Billing Is a Critical Management Issue

By Elizabeth M. Miller

Nothing strikes a nerve with clients more than having to pay legal fees. I am not sure why but some clients think it is acceptable to expect their lawyers to work for free. No one else does—but lawyers should. In today’s economy, clients are looking for reduced legal fees and results. Value billing, flat fee, contingency and a hybrid of hourly and contingency are becoming the norm.

The Realities of Client Billing: The Realities of Client Billing

  • Most clients pay their bills begrudgingly. It doesn’t matter if the result was outstanding, superb, satisfactory, or excellent—whatever you are charging is too much.  
  • If you do not bill your client every 30 days, it is a lot harder to get 2 months of legal fees paid than to get one.
  • Billing regular cycles every 30 days, on or very close to the same date each month will help the client to expect your statement.  It doesn’t mean they will pay any faster, but at least they know to expect it.
  • Be sure everyone’s time is in for the period ending that you are going to bill for.  Nothing sends up a red flag for a client like getting a bill in May, with time on it from March that was not captured on the billing statement sent in April. Sometimes it is just easier to charge off that stray billing.
  • Clients always want to know “what happened to my money.” It does not matter if all fee or cost trust monies that are disbursed are on the billing statement, they will still call asking what happened to the $5,000 they paid three months ago.
  • Sometimes the only money you will see from a client is the fee retainer paid at the beginning of a case so be sure to accurately estimate based on other cases you have handled how much of a retainer you will need. Do not forget to get a cost retainer, unless you plan to pay your vendors—such as a process server—out of your operating account and hope that the client will reimburse you later.
  • Be sure to ask for a replenishment retainer. Whoever handles your billing should see that the current retainer fees are exhausted or near exhausted. This will give you enough time to get an additional retainer or withdraw from the case if that is possible
  • Clients are not impressed by the number of billable hours that you worked on their case. The number of hours will always be too many, and the results, no matter how successful you were, will never be justified by the number of hours they were charged.

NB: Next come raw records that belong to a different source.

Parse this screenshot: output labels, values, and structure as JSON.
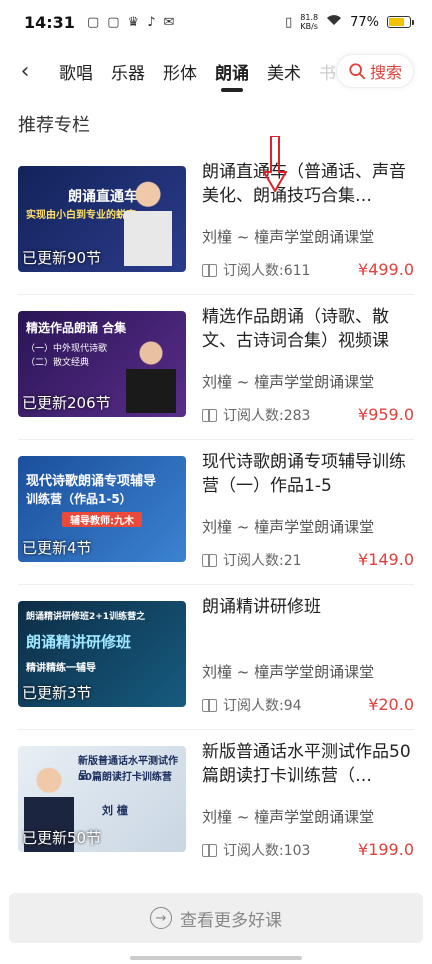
{
  "status": {
    "time": "14:31",
    "net_speed_value": "81.8",
    "net_speed_unit": "KB/s",
    "battery": "77%"
  },
  "tabs": [
    "歌唱",
    "乐器",
    "形体",
    "朗诵",
    "美术",
    "书"
  ],
  "active_tab_index": 3,
  "search_label": "搜索",
  "section_title": "推荐专栏",
  "courses": [
    {
      "title": "朗诵直通车（普通话、声音美化、朗诵技巧合集…",
      "author": "刘橦 ~ 橦声学堂朗诵课堂",
      "subscribers": "订阅人数:611",
      "price": "¥499.0",
      "updated": "已更新90节",
      "thumb_line1": "朗诵直通车",
      "thumb_line2": "实现由小白到专业的蜕变",
      "thumb_line3": "",
      "bg": "#1c2a66"
    },
    {
      "title": "精选作品朗诵（诗歌、散文、古诗词合集）视频课",
      "author": "刘橦 ~ 橦声学堂朗诵课堂",
      "subscribers": "订阅人数:283",
      "price": "¥959.0",
      "updated": "已更新206节",
      "thumb_line1": "精选作品朗诵 合集",
      "thumb_line2": "（一）中外现代诗歌",
      "thumb_line3": "（二）散文经典",
      "bg": "#3a1f6b"
    },
    {
      "title": "现代诗歌朗诵专项辅导训练营（一）作品1-5",
      "author": "刘橦 ~ 橦声学堂朗诵课堂",
      "subscribers": "订阅人数:21",
      "price": "¥149.0",
      "updated": "已更新4节",
      "thumb_line1": "现代诗歌朗诵专项辅导",
      "thumb_line2": "训练营（作品1-5）",
      "thumb_line3": "辅导教师:九木",
      "bg": "#1e5aa8"
    },
    {
      "title": "朗诵精讲研修班",
      "author": "刘橦 ~ 橦声学堂朗诵课堂",
      "subscribers": "订阅人数:94",
      "price": "¥20.0",
      "updated": "已更新3节",
      "thumb_line1": "朗诵精讲研修班2+1训练营之",
      "thumb_line2": "朗诵精讲研修班",
      "thumb_line3": "精讲精练一辅导",
      "bg": "#0f3b57"
    },
    {
      "title": "新版普通话水平测试作品50篇朗读打卡训练营（…",
      "author": "刘橦 ~ 橦声学堂朗诵课堂",
      "subscribers": "订阅人数:103",
      "price": "¥199.0",
      "updated": "已更新50节",
      "thumb_line1": "新版普通话水平测试作品",
      "thumb_line2": "50篇朗读打卡训练营",
      "thumb_line3": "刘 橦",
      "bg": "#dfe6ee"
    }
  ],
  "more_button": "查看更多好课"
}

How to Reduce Client Complaints about Billing

  • Clients will rarely be totally satisfied with their legal bills regardless of the satisfactory result and whether they won or lost. 
  • Establish a regular billing cycle of every 30 days.
  • Outline the billing arrangements with specificity in your retainer agreement.  If the case is being billed on an hourly rate, be sure that the hourly rate for partners, associates, paralegals, legal assistant and any administrative fees are specifically delineated in the retainer agreement.
  • Clearly set forth the hourly rates for attorneys or paralegals working on the file.
  • Your billing statement needs to reflect trust monies, unapplied funds, and costs held in trust. Clients are less likely to question how their funds were disbursed or what is remaining.

When you encounter difficulties collecting fees from clients, it is like having to work twice as hard for payment—first when you do the work, and then when you are trying to collect what is owed. This is not an efficient use of anyone’s time in the office, and you will end up thinking you should have gone to the beach instead.


Elizabeth M. Miller is an independent/contract law firm administrator in Tampa, Florida.

Copyright © 2017, American Bar Association. All rights reserved. This information or any portion thereof may not be copied or disseminated in any form or by any means or downloaded or stored in an electronic database or retrieval system without the express written consent of the American Bar Association. The views expressed in this article are those of the author(s) and do not necessarily reflect the positions or policies of the American Bar Association, the Section of Litigation, this committee, or the employer(s) of the author(s).